See MARC E. FITCH, Yankee Institute, May 7 2019
Japan’s back-breaking work culture is slowing changing as the new generation attempts to reshape it. Chihiro Narazaki used to work in sales for a Japanese Bank where she would stay late to complete routine paperwork because that was the norm of the organization. Narazaki left that company for Cybozu, a technology company where she sells software. She has a lot more autonomy, flexibility, and freedom to do her job. In her previous job, everything was hierarchical, so it reduced her exposure to certain tasks and projects. Although Narazaki loves the culture at her new job, she realizes that this shift in workplace culture hasn’t become the norm yet in Japan.
See Stanley White, Kaori Kaneko , Reuters, May 7 2019
Drivers across the globe are planning on a strike, the day before Uber goes public, in order to protest poor wages and treatment. Over the past week, the strike has been advertised and has received numerous signatures from drivers in major cities. Additionally, politicians have supported the decision to strike. Rideshare Drivers United- Los Angeles has been organizing the strike, and managing the various time zones that it will be taking place in.
See Janet Burns , Forbes, May 6 2019
In Taipei, flight attendants who work for the airline, EVA Air, held a protest yesterday to pushback against unfair labor practices. Employees have alleged that their employer released a report that states that another employer with unionized employees, pays the same wages to flight attendants. This report was released by the company right before a union vote. It appears that the report released by the company does not contain entirely valid information, and thus gives employees a “one-sided” view of the situation. Ministry officials have encouraged the company to negotiate fairly with the union and not do anything to disrupt union activities.
See Ann Maxon , The Taipei Times, May 6 2019

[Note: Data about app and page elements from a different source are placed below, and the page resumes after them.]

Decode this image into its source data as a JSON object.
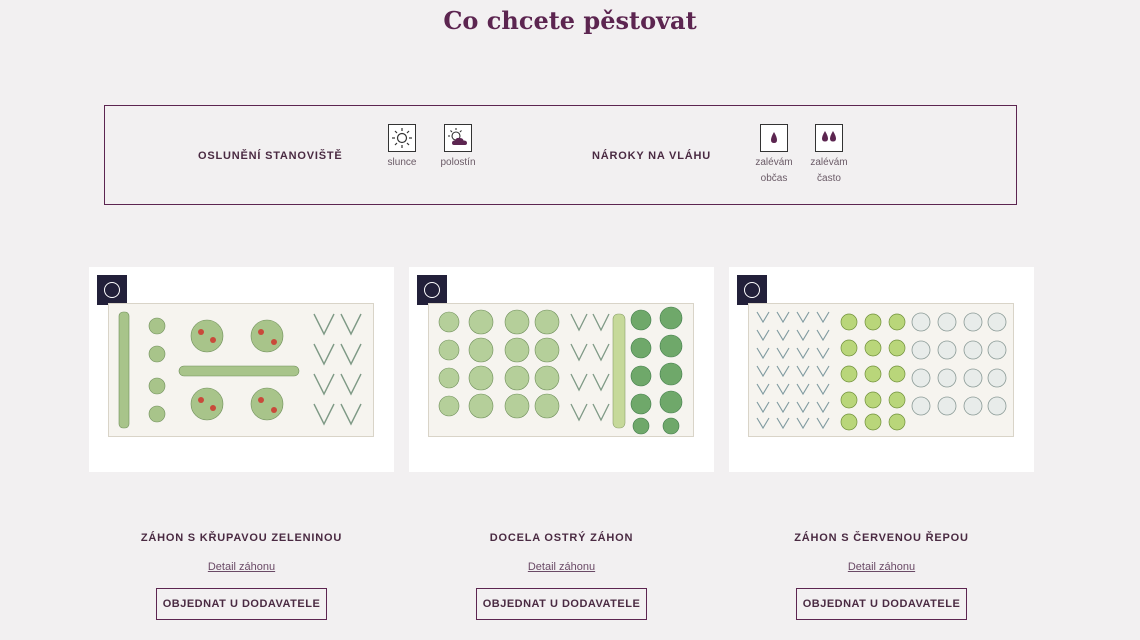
{
  "page_title": "Co chcete pěstovat",
  "filters": {
    "sun": {
      "label": "OSLUNĚNÍ STANOVIŠTĚ",
      "options": [
        {
          "label": "slunce",
          "icon": "sun-icon"
        },
        {
          "label": "polostín",
          "icon": "partly-cloudy-icon"
        }
      ]
    },
    "moisture": {
      "label": "NÁROKY NA VLÁHU",
      "options": [
        {
          "label_line1": "zalévám",
          "label_line2": "občas",
          "icon": "single-drop-icon"
        },
        {
          "label_line1": "zalévám",
          "label_line2": "často",
          "icon": "double-drop-icon"
        }
      ]
    }
  },
  "cards": [
    {
      "title": "ZÁHON S KŘUPAVOU ZELENINOU",
      "link": "Detail záhonu",
      "button": "OBJEDNAT U DODAVATELE"
    },
    {
      "title": "DOCELA OSTRÝ ZÁHON",
      "link": "Detail záhonu",
      "button": "OBJEDNAT U DODAVATELE"
    },
    {
      "title": "ZÁHON S ČERVENOU ŘEPOU",
      "link": "Detail záhonu",
      "button": "OBJEDNAT U DODAVATELE"
    }
  ],
  "colors": {
    "accent": "#5c2550",
    "background": "#f2f0f1",
    "check_bg": "#22203a"
  }
}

The AFSCME Local 3299, which represents UC employees, has filed an unfair labor practices charge against the UC system. The employer has allegedly been engaging in negotiations that would allow low-wage employees to be replaced by contractors via outsourcing companies. The union represents more than 25,000 employers- many of whom have service jobs on UC properties. If UC is, in fact, engaging in negotiations regarding outsourcing service jobs, this would be in violation of the requirement of the employer to discuss this potential decision with employees and their representatives.
See Vanessa Arredondo , The Daily Californian, May 6 2019
Scandinavian Air pilots went on a strike that led to thousands of flights being canceled, leaving passengers stuck. Fortunately, on Thursday the airline and unions in Denmark, Norway, and Sweden were able to meet an agreement, thus ending the strike. Union leaders negotiated an agreement that includes higher salaries and greater job security. The new agreement will last three years, and the airline appears convinced that the agreement is competitive in the Swedish labor market.
See Rob McLean, CNN Business, May 3 2019